a bourgeois democratic republic in Germany, established as a result of the November Revolution of 1918. The juridical formulation of the Weimar Republic was the Weimar Constitution of 1919, which was drawn up by the German Constituent National Assembly in Weimar. The Weimar Republic virtually ceased to exist in 1933 after the establishment of the fascist dictatorship in Germany.

References in periodicals archive ?
Wallachs fine work evidences the complexity of Jewish visibility in Weimar Germany and makes important conclusions while also inviting further inquiry.
Bridenthal (1994) stresses the role of women as victims in Weimar Germany within the job market.

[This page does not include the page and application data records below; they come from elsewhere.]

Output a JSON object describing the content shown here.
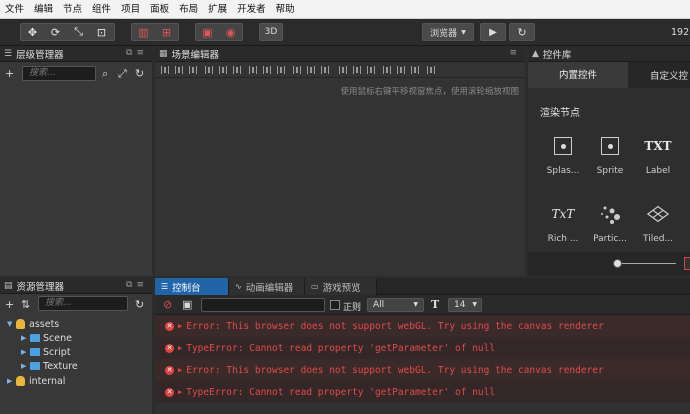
{
  "menu": [
    "文件",
    "编辑",
    "节点",
    "组件",
    "项目",
    "面板",
    "布局",
    "扩展",
    "开发者",
    "帮助"
  ],
  "toolbar": {
    "preview_label": "浏览器",
    "mode_3d": "3D",
    "ip_text": "192."
  },
  "hierarchy": {
    "title": "层级管理器",
    "search_placeholder": "搜索..."
  },
  "scene": {
    "title": "场景编辑器",
    "hint": "使用鼠标右键平移视窗焦点，使用滚轮缩放视图"
  },
  "library": {
    "title": "控件库",
    "tabs": [
      "内置控件",
      "自定义控"
    ],
    "section": "渲染节点",
    "items": [
      {
        "label": "Splas...",
        "icon": "splash-icon"
      },
      {
        "label": "Sprite",
        "icon": "sprite-icon"
      },
      {
        "label": "Label",
        "icon": "label-icon",
        "glyph": "TXT"
      },
      {
        "label": "Rich ...",
        "icon": "richtext-icon",
        "glyph": "TxT"
      },
      {
        "label": "Partic...",
        "icon": "particle-icon"
      },
      {
        "label": "Tiled...",
        "icon": "tiled-icon"
      }
    ]
  },
  "assets": {
    "title": "资源管理器",
    "search_placeholder": "搜索...",
    "tree": [
      {
        "label": "assets",
        "type": "db",
        "level": 0
      },
      {
        "label": "Scene",
        "type": "folder",
        "level": 1
      },
      {
        "label": "Script",
        "type": "folder",
        "level": 1
      },
      {
        "label": "Texture",
        "type": "folder",
        "level": 1
      },
      {
        "label": "internal",
        "type": "db",
        "level": 0
      }
    ]
  },
  "console": {
    "tabs": [
      "控制台",
      "动画编辑器",
      "游戏预览"
    ],
    "regex_label": "正则",
    "filter_value": "All",
    "font_size": "14",
    "logs": [
      "Error: This browser does not support webGL. Try using the canvas renderer",
      "TypeError: Cannot read property 'getParameter' of null",
      "Error: This browser does not support webGL. Try using the canvas renderer",
      "TypeError: Cannot read property 'getParameter' of null"
    ]
  },
  "colors": {
    "accent": "#2264a8",
    "error": "#e14b4b",
    "panel": "#383838"
  }
}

Fackenheim suggests that Strauss's thought belongs to the "New Thinking" that arose in Weimar Germany (for Strauss and Fackenheim, this had its greatest realization in Franz Rosenzweig) and is not a form of the old pre-modern thinking.
Ulrich studies chemistry during the scientific renaissance of Weimar Germany, but his father's illness obliges him to drop out and work as an accountant.
Hedges, a former foreign correspondent for The New York Times, looks at Tsarist Russia, Weimar Germany, and the former Yugoslavia to offer a historical context to his analysis of what has happened in the United States.
Over time, these problems, particularly the street violence, would dominate and animate most of the press of Weimar Germany, eventually helping to bring about its demise.
In her first-person narrative Rebecca Cantrell depicts in dramatic fashion the life of Hannah Vogel, a crime reporter in Weimar Germany who writes under the alias of Peter Weill.
Choreographed by Ashley Page, it combines the fairytale world with Weimar Germany to superb effect.
Thus the two works appear as actual portrayals of the experience of being a destitute mother in one of Weimar Germany's many big cities.
But in the new republic of Weimar Germany, the Treaty of Versailles had repercussions of its own.
One need not necessarily look to 1920s Weimar Germany for an example; present-day Zimbabwe provides the most recent version of the economic wreckage caused by government planning that devalues a national currency.
Weimar Germany experienced the madness of milliards (billions).